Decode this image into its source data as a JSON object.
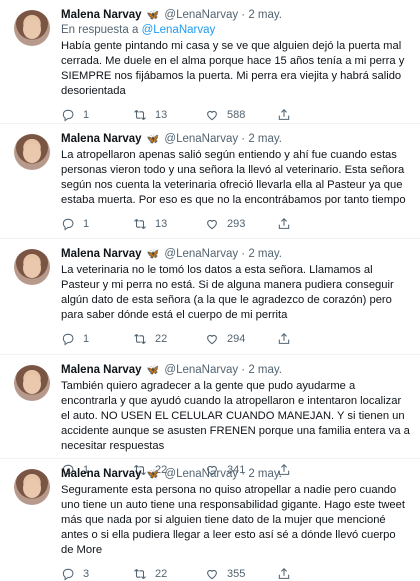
{
  "tweets": [
    {
      "name": "Malena Narvay",
      "handle": "@LenaNarvay",
      "date": "2 may.",
      "reply_label": "En respuesta a",
      "reply_mention": "@LenaNarvay",
      "text": "Había gente pintando mi casa y se ve que alguien dejó la puerta mal cerrada. Me duele en el alma porque hace 15 años tenía a mi perra y SIEMPRE nos fijábamos la puerta. Mi perra era viejita y habrá salido desorientada",
      "replies": "1",
      "retweets": "13",
      "likes": "588"
    },
    {
      "name": "Malena Narvay",
      "handle": "@LenaNarvay",
      "date": "2 may.",
      "text": "La atropellaron apenas salió según entiendo y ahí fue cuando estas personas vieron todo y una señora la llevó al veterinario. Esta señora según nos cuenta la veterinaria ofreció llevarla ella al Pasteur ya que estaba muerta. Por eso es que no la encontrábamos por tanto tiempo",
      "replies": "1",
      "retweets": "13",
      "likes": "293"
    },
    {
      "name": "Malena Narvay",
      "handle": "@LenaNarvay",
      "date": "2 may.",
      "text": "La veterinaria no le tomó los datos a esta señora. Llamamos al Pasteur y mi perra no está. Si de alguna manera pudiera conseguir algún dato de esta señora (a la que le agradezco de corazón) pero para saber dónde está el cuerpo de mi perrita",
      "replies": "1",
      "retweets": "22",
      "likes": "294"
    },
    {
      "name": "Malena Narvay",
      "handle": "@LenaNarvay",
      "date": "2 may.",
      "text": "También quiero agradecer a la gente que pudo ayudarme a encontrarla y que ayudó cuando la atropellaron e intentaron localizar el auto. NO USEN EL CELULAR CUANDO MANEJAN. Y si tienen un accidente aunque se asusten FRENEN porque una familia entera va a necesitar respuestas",
      "replies": "1",
      "retweets": "22",
      "likes": "341"
    },
    {
      "name": "Malena Narvay",
      "handle": "@LenaNarvay",
      "date": "2 may.",
      "text": "Seguramente esta persona no quiso atropellar a nadie pero cuando uno tiene un auto tiene una responsabilidad gigante. Hago este tweet más que nada por si alguien tiene dato de la mujer que mencioné antes o si ella pudiera llegar a leer esto así sé a dónde llevó cuerpo de More",
      "replies": "3",
      "retweets": "22",
      "likes": "355"
    }
  ],
  "icons": {
    "verified_emoji": "butterfly-icon",
    "reply": "reply-icon",
    "retweet": "retweet-icon",
    "like": "heart-icon",
    "share": "share-icon"
  },
  "colors": {
    "accent": "#1d9bf0",
    "muted": "#536471",
    "text": "#0f1419"
  }
}
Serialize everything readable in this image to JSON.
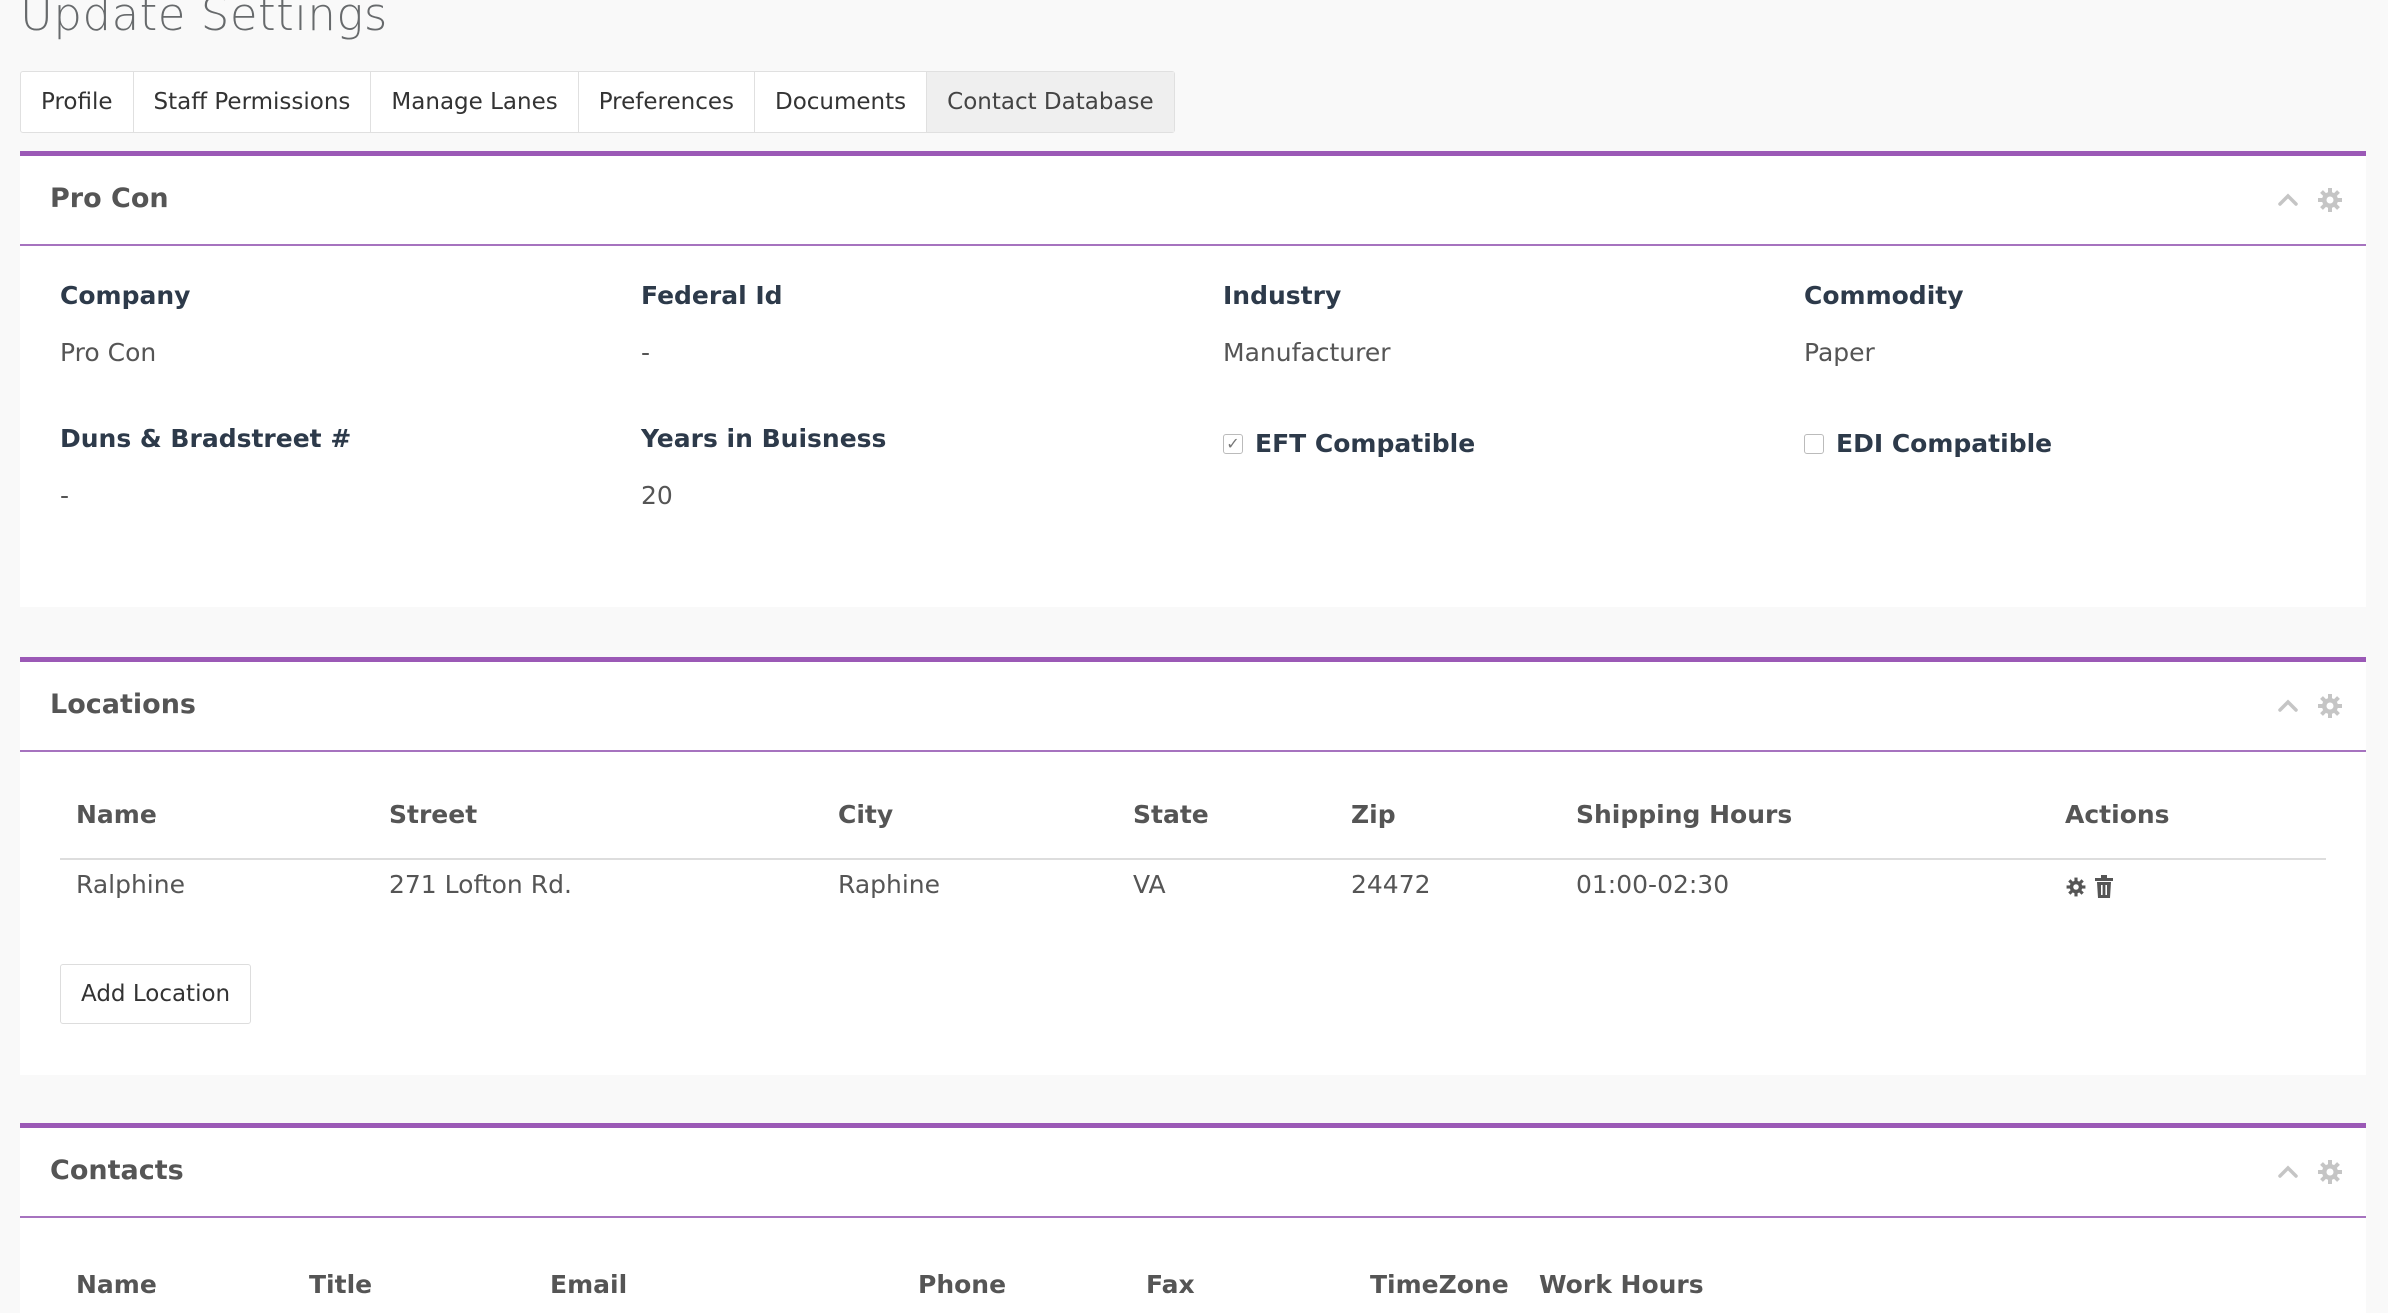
{
  "page": {
    "title": "Update Settings"
  },
  "tabs": [
    {
      "label": "Profile"
    },
    {
      "label": "Staff Permissions"
    },
    {
      "label": "Manage Lanes"
    },
    {
      "label": "Preferences"
    },
    {
      "label": "Documents"
    },
    {
      "label": "Contact Database",
      "active": true
    }
  ],
  "company_panel": {
    "title": "Pro Con",
    "fields": {
      "company": {
        "label": "Company",
        "value": "Pro Con"
      },
      "federal_id": {
        "label": "Federal Id",
        "value": "-"
      },
      "industry": {
        "label": "Industry",
        "value": "Manufacturer"
      },
      "commodity": {
        "label": "Commodity",
        "value": "Paper"
      },
      "duns": {
        "label": "Duns & Bradstreet #",
        "value": "-"
      },
      "years": {
        "label": "Years in Buisness",
        "value": "20"
      }
    },
    "eft": {
      "label": "EFT Compatible",
      "checked": true,
      "mark": "✓"
    },
    "edi": {
      "label": "EDI Compatible",
      "checked": false
    }
  },
  "locations_panel": {
    "title": "Locations",
    "columns": [
      "Name",
      "Street",
      "City",
      "State",
      "Zip",
      "Shipping Hours",
      "Actions"
    ],
    "rows": [
      {
        "name": "Ralphine",
        "street": "271 Lofton Rd.",
        "city": "Raphine",
        "state": "VA",
        "zip": "24472",
        "hours": "01:00-02:30"
      }
    ],
    "add_button": "Add Location"
  },
  "contacts_panel": {
    "title": "Contacts",
    "columns": [
      "Name",
      "Title",
      "Email",
      "Phone",
      "Fax",
      "TimeZone",
      "Work Hours"
    ]
  },
  "colors": {
    "accent": "#9b59b6",
    "panel_rule": "#a673bf"
  },
  "icons": {
    "collapse": "chevron-up-icon",
    "settings": "gear-icon",
    "edit": "gear-icon",
    "delete": "trash-icon"
  }
}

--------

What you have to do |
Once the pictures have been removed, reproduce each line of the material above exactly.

Written answer |
Decode this image into its source data as a JSON object.
{
  "tweets": [
    {
      "name": "Malena Narvay",
      "handle": "@LenaNarvay",
      "date": "2 may.",
      "reply_label": "En respuesta a",
      "reply_mention": "@LenaNarvay",
      "text": "Había gente pintando mi casa y se ve que alguien dejó la puerta mal cerrada. Me duele en el alma porque hace 15 años tenía a mi perra y SIEMPRE nos fijábamos la puerta. Mi perra era viejita y habrá salido desorientada",
      "replies": "1",
      "retweets": "13",
      "likes": "588"
    },
    {
      "name": "Malena Narvay",
      "handle": "@LenaNarvay",
      "date": "2 may.",
      "text": "La atropellaron apenas salió según entiendo y ahí fue cuando estas personas vieron todo y una señora la llevó al veterinario. Esta señora según nos cuenta la veterinaria ofreció llevarla ella al Pasteur ya que estaba muerta. Por eso es que no la encontrábamos por tanto tiempo",
      "replies": "1",
      "retweets": "13",
      "likes": "293"
    },
    {
      "name": "Malena Narvay",
      "handle": "@LenaNarvay",
      "date": "2 may.",
      "text": "La veterinaria no le tomó los datos a esta señora. Llamamos al Pasteur y mi perra no está. Si de alguna manera pudiera conseguir algún dato de esta señora (a la que le agradezco de corazón) pero para saber dónde está el cuerpo de mi perrita",
      "replies": "1",
      "retweets": "22",
      "likes": "294"
    },
    {
      "name": "Malena Narvay",
      "handle": "@LenaNarvay",
      "date": "2 may.",
      "text": "También quiero agradecer a la gente que pudo ayudarme a encontrarla y que ayudó cuando la atropellaron e intentaron localizar el auto. NO USEN EL CELULAR CUANDO MANEJAN. Y si tienen un accidente aunque se asusten FRENEN porque una familia entera va a necesitar respuestas",
      "replies": "1",
      "retweets": "22",
      "likes": "341"
    },
    {
      "name": "Malena Narvay",
      "handle": "@LenaNarvay",
      "date": "2 may.",
      "text": "Seguramente esta persona no quiso atropellar a nadie pero cuando uno tiene un auto tiene una responsabilidad gigante. Hago este tweet más que nada por si alguien tiene dato de la mujer que mencioné antes o si ella pudiera llegar a leer esto así sé a dónde llevó cuerpo de More",
      "replies": "3",
      "retweets": "22",
      "likes": "355"
    }
  ],
  "icons": {
    "verified_emoji": "butterfly-icon",
    "reply": "reply-icon",
    "retweet": "retweet-icon",
    "like": "heart-icon",
    "share": "share-icon"
  },
  "colors": {
    "accent": "#1d9bf0",
    "muted": "#536471",
    "text": "#0f1419"
  }
}
Serialize everything readable in this image to JSON.
{
  "page": {
    "title": "Update Settings"
  },
  "tabs": [
    {
      "label": "Profile"
    },
    {
      "label": "Staff Permissions"
    },
    {
      "label": "Manage Lanes"
    },
    {
      "label": "Preferences"
    },
    {
      "label": "Documents"
    },
    {
      "label": "Contact Database",
      "active": true
    }
  ],
  "company_panel": {
    "title": "Pro Con",
    "fields": {
      "company": {
        "label": "Company",
        "value": "Pro Con"
      },
      "federal_id": {
        "label": "Federal Id",
        "value": "-"
      },
      "industry": {
        "label": "Industry",
        "value": "Manufacturer"
      },
      "commodity": {
        "label": "Commodity",
        "value": "Paper"
      },
      "duns": {
        "label": "Duns & Bradstreet #",
        "value": "-"
      },
      "years": {
        "label": "Years in Buisness",
        "value": "20"
      }
    },
    "eft": {
      "label": "EFT Compatible",
      "checked": true,
      "mark": "✓"
    },
    "edi": {
      "label": "EDI Compatible",
      "checked": false
    }
  },
  "locations_panel": {
    "title": "Locations",
    "columns": [
      "Name",
      "Street",
      "City",
      "State",
      "Zip",
      "Shipping Hours",
      "Actions"
    ],
    "rows": [
      {
        "name": "Ralphine",
        "street": "271 Lofton Rd.",
        "city": "Raphine",
        "state": "VA",
        "zip": "24472",
        "hours": "01:00-02:30"
      }
    ],
    "add_button": "Add Location"
  },
  "contacts_panel": {
    "title": "Contacts",
    "columns": [
      "Name",
      "Title",
      "Email",
      "Phone",
      "Fax",
      "TimeZone",
      "Work Hours"
    ]
  },
  "colors": {
    "accent": "#9b59b6",
    "panel_rule": "#a673bf"
  },
  "icons": {
    "collapse": "chevron-up-icon",
    "settings": "gear-icon",
    "edit": "gear-icon",
    "delete": "trash-icon"
  }
}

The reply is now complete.